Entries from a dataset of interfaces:
--- START ---
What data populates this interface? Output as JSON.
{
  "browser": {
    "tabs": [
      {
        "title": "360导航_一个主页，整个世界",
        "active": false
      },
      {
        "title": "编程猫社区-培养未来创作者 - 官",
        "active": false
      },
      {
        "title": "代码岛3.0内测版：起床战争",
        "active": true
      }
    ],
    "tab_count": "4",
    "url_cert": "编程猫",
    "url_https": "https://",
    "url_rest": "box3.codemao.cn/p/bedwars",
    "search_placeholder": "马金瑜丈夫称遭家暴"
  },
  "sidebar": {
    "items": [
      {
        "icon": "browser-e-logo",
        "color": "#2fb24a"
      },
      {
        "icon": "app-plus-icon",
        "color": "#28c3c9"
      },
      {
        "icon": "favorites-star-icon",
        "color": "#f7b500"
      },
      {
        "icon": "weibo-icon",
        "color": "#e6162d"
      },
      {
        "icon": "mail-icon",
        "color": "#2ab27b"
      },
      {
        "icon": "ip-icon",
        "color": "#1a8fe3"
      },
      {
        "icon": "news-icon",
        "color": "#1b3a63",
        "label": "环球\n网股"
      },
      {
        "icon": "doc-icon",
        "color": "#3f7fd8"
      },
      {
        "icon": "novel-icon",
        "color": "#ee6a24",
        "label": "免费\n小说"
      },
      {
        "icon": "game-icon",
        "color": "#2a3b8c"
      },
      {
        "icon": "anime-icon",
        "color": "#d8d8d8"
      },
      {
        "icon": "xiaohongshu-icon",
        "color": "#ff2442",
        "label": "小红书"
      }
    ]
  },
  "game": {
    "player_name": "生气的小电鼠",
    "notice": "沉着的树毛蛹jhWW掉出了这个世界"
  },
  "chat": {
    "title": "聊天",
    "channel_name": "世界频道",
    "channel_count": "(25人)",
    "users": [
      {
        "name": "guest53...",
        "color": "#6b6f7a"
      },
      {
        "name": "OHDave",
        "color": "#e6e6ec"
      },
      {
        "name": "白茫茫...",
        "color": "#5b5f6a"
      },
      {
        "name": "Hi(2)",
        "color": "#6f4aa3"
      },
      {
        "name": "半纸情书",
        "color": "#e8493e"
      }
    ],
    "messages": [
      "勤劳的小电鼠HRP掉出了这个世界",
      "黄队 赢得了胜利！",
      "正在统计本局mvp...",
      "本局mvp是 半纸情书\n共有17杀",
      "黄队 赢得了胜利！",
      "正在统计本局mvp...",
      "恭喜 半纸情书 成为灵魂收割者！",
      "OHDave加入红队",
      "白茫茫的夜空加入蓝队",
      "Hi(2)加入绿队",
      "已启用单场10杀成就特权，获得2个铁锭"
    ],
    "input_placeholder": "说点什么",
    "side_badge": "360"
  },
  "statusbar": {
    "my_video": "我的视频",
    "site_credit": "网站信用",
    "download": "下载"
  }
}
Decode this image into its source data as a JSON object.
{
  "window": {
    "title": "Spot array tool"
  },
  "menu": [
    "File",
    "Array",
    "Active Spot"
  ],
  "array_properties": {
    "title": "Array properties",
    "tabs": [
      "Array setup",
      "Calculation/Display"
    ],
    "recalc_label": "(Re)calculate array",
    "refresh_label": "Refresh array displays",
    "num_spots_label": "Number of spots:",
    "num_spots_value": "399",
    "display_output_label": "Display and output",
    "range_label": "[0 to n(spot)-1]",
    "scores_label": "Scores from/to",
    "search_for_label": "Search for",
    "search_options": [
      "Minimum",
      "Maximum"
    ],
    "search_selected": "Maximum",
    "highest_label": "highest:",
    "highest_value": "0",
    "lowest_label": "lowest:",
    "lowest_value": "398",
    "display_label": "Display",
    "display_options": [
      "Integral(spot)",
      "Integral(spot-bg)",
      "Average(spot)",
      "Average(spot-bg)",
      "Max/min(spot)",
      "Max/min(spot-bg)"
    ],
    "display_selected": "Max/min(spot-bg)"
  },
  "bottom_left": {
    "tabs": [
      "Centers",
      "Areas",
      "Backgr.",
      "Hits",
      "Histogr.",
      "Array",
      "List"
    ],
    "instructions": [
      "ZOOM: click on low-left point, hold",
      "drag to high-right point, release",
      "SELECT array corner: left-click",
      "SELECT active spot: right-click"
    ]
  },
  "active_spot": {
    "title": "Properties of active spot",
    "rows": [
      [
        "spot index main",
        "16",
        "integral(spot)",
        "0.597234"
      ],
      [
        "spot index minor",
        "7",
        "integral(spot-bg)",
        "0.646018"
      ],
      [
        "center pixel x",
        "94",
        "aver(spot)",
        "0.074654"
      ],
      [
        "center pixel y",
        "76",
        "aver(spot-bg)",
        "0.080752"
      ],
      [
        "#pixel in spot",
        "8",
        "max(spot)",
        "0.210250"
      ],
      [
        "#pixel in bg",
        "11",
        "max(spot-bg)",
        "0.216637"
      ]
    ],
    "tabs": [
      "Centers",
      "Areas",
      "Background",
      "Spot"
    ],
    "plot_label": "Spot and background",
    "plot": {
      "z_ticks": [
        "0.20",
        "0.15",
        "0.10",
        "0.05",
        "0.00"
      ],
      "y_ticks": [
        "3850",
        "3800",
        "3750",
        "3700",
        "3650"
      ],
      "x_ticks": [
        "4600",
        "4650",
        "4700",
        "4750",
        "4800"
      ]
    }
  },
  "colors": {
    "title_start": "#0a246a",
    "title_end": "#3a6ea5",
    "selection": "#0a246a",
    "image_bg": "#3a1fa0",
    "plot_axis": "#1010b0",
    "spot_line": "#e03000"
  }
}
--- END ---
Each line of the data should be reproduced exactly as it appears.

What data populates this interface? Output as JSON.
{
  "browser": {
    "tabs": [
      {
        "title": "360导航_一个主页，整个世界",
        "active": false
      },
      {
        "title": "编程猫社区-培养未来创作者 - 官",
        "active": false
      },
      {
        "title": "代码岛3.0内测版：起床战争",
        "active": true
      }
    ],
    "tab_count": "4",
    "url_cert": "编程猫",
    "url_https": "https://",
    "url_rest": "box3.codemao.cn/p/bedwars",
    "search_placeholder": "马金瑜丈夫称遭家暴"
  },
  "sidebar": {
    "items": [
      {
        "icon": "browser-e-logo",
        "color": "#2fb24a"
      },
      {
        "icon": "app-plus-icon",
        "color": "#28c3c9"
      },
      {
        "icon": "favorites-star-icon",
        "color": "#f7b500"
      },
      {
        "icon": "weibo-icon",
        "color": "#e6162d"
      },
      {
        "icon": "mail-icon",
        "color": "#2ab27b"
      },
      {
        "icon": "ip-icon",
        "color": "#1a8fe3"
      },
      {
        "icon": "news-icon",
        "color": "#1b3a63",
        "label": "环球\n网股"
      },
      {
        "icon": "doc-icon",
        "color": "#3f7fd8"
      },
      {
        "icon": "novel-icon",
        "color": "#ee6a24",
        "label": "免费\n小说"
      },
      {
        "icon": "game-icon",
        "color": "#2a3b8c"
      },
      {
        "icon": "anime-icon",
        "color": "#d8d8d8"
      },
      {
        "icon": "xiaohongshu-icon",
        "color": "#ff2442",
        "label": "小红书"
      }
    ]
  },
  "game": {
    "player_name": "生气的小电鼠",
    "notice": "沉着的树毛蛹jhWW掉出了这个世界"
  },
  "chat": {
    "title": "聊天",
    "channel_name": "世界频道",
    "channel_count": "(25人)",
    "users": [
      {
        "name": "guest53...",
        "color": "#6b6f7a"
      },
      {
        "name": "OHDave",
        "color": "#e6e6ec"
      },
      {
        "name": "白茫茫...",
        "color": "#5b5f6a"
      },
      {
        "name": "Hi(2)",
        "color": "#6f4aa3"
      },
      {
        "name": "半纸情书",
        "color": "#e8493e"
      }
    ],
    "messages": [
      "勤劳的小电鼠HRP掉出了这个世界",
      "黄队 赢得了胜利！",
      "正在统计本局mvp...",
      "本局mvp是 半纸情书\n共有17杀",
      "黄队 赢得了胜利！",
      "正在统计本局mvp...",
      "恭喜 半纸情书 成为灵魂收割者！",
      "OHDave加入红队",
      "白茫茫的夜空加入蓝队",
      "Hi(2)加入绿队",
      "已启用单场10杀成就特权，获得2个铁锭"
    ],
    "input_placeholder": "说点什么",
    "side_badge": "360"
  },
  "statusbar": {
    "my_video": "我的视频",
    "site_credit": "网站信用",
    "download": "下载"
  }
}
Decode this image into its source data as a JSON object.
{
  "window": {
    "title": "Spot array tool"
  },
  "menu": [
    "File",
    "Array",
    "Active Spot"
  ],
  "array_properties": {
    "title": "Array properties",
    "tabs": [
      "Array setup",
      "Calculation/Display"
    ],
    "recalc_label": "(Re)calculate array",
    "refresh_label": "Refresh array displays",
    "num_spots_label": "Number of spots:",
    "num_spots_value": "399",
    "display_output_label": "Display and output",
    "range_label": "[0 to n(spot)-1]",
    "scores_label": "Scores from/to",
    "search_for_label": "Search for",
    "search_options": [
      "Minimum",
      "Maximum"
    ],
    "search_selected": "Maximum",
    "highest_label": "highest:",
    "highest_value": "0",
    "lowest_label": "lowest:",
    "lowest_value": "398",
    "display_label": "Display",
    "display_options": [
      "Integral(spot)",
      "Integral(spot-bg)",
      "Average(spot)",
      "Average(spot-bg)",
      "Max/min(spot)",
      "Max/min(spot-bg)"
    ],
    "display_selected": "Max/min(spot-bg)"
  },
  "bottom_left": {
    "tabs": [
      "Centers",
      "Areas",
      "Backgr.",
      "Hits",
      "Histogr.",
      "Array",
      "List"
    ],
    "instructions": [
      "ZOOM: click on low-left point, hold",
      "drag to high-right point, release",
      "SELECT array corner: left-click",
      "SELECT active spot: right-click"
    ]
  },
  "active_spot": {
    "title": "Properties of active spot",
    "rows": [
      [
        "spot index main",
        "16",
        "integral(spot)",
        "0.597234"
      ],
      [
        "spot index minor",
        "7",
        "integral(spot-bg)",
        "0.646018"
      ],
      [
        "center pixel x",
        "94",
        "aver(spot)",
        "0.074654"
      ],
      [
        "center pixel y",
        "76",
        "aver(spot-bg)",
        "0.080752"
      ],
      [
        "#pixel in spot",
        "8",
        "max(spot)",
        "0.210250"
      ],
      [
        "#pixel in bg",
        "11",
        "max(spot-bg)",
        "0.216637"
      ]
    ],
    "tabs": [
      "Centers",
      "Areas",
      "Background",
      "Spot"
    ],
    "plot_label": "Spot and background",
    "plot": {
      "z_ticks": [
        "0.20",
        "0.15",
        "0.10",
        "0.05",
        "0.00"
      ],
      "y_ticks": [
        "3850",
        "3800",
        "3750",
        "3700",
        "3650"
      ],
      "x_ticks": [
        "4600",
        "4650",
        "4700",
        "4750",
        "4800"
      ]
    }
  },
  "colors": {
    "title_start": "#0a246a",
    "title_end": "#3a6ea5",
    "selection": "#0a246a",
    "image_bg": "#3a1fa0",
    "plot_axis": "#1010b0",
    "spot_line": "#e03000"
  }
}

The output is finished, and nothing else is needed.